One of the founders and supporters of the revolution is our winery for this week — AA Badenhorst. Their family wines are made and aged on Kalmoesfontein farm. Two cousins, Hein and Adi Badenhorst, own the property. They come from Constantia where their grandfather worked for 46 years at the Constantia Estate. Both their fathers also worked at the estate. The cousins have restored an old cellar on their Swartland farm that was last used in the 1930’s.

Adi grew up picking grapes at Constantia and worked also in vineyards in Bordeaux, the Rhône and Stellenbosch. In 2008, he bought  just under 150 acres in Paardeberg in Swartland with his cousin Hein. Most of their vines, mostly old bush vines, were planted in the 1950’s and 1960’s. They were Chenin Blanc, Cinsault and Grenache. Now, they grow their grapes sustainably in three different types of granite soils. The vines are not irrigated. Grapes, both red and white, are handled as whole bunches so they do not crush or de-stem.

The white grapes, ours for this week, are transferred immediately into old casks or concrete tanks for fermentation. The Badenhorst Curator White is a blend of Chenin Blanc, Chardonnay and Semillon. Fifty-four percent Chenin, 30 percent Chardonnay and 15 percent Semillon. It is pale medium yellow in color, with aromas of lemon candy, peaches and nectarines, flowers, honey and anise. This wine’s texture is silky with lush finish from the Chardonnay. A great wine for summer evenings, light foods, Asian flavors, sushi, salads, seafood. For $8.99.

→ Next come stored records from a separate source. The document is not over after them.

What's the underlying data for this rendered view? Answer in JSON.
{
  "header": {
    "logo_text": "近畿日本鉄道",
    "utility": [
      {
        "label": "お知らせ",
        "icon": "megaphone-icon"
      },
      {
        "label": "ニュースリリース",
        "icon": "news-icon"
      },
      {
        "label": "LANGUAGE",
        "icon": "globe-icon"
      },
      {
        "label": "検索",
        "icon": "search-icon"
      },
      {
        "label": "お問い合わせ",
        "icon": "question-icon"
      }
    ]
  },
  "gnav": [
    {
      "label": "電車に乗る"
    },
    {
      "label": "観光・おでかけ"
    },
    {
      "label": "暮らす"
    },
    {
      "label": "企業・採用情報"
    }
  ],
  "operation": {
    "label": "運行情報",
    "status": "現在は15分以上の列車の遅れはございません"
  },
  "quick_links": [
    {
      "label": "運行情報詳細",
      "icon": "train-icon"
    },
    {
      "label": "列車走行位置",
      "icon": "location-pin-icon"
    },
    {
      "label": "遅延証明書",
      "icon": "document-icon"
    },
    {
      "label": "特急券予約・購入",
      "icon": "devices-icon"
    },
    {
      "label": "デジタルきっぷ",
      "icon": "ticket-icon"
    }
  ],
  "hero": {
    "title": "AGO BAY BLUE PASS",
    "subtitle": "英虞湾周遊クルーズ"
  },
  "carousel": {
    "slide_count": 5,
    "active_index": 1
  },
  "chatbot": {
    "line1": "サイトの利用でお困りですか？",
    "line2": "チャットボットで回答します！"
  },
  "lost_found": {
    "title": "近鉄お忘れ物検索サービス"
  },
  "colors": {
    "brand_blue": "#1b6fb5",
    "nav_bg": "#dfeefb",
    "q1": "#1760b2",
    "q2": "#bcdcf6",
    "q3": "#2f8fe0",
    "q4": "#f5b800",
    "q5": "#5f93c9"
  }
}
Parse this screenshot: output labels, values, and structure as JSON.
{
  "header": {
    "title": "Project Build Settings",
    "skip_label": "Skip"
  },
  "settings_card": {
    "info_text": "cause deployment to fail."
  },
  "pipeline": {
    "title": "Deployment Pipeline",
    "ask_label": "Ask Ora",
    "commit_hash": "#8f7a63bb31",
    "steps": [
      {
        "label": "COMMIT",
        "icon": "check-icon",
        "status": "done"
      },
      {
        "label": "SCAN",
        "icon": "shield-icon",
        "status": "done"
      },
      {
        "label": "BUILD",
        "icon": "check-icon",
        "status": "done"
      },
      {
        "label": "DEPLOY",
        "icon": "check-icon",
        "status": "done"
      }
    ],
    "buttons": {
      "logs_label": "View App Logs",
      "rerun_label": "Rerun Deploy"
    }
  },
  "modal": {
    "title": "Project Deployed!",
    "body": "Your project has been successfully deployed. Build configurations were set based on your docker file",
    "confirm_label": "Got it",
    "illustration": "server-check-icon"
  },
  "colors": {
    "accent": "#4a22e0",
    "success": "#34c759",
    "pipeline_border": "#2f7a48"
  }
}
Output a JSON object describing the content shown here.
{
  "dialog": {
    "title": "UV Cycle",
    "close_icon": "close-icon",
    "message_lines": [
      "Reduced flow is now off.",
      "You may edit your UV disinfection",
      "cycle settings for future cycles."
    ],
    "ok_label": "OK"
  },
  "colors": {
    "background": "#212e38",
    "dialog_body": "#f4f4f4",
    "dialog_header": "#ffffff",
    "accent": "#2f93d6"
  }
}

But wait! Go back a second. Adding 54 and 30 and 15 only equals 99. That’s only 99 percent of the Curator. What’s wrong? We’re missing a piece of our wine. But, no, we just misplaced it. The last one percent of The Curator was used to make something else — a lovely fragrant soap with special skin softeners. The soap’s yours for $4.99.

So, we do have a full 100 percent. And then some! Enjoy.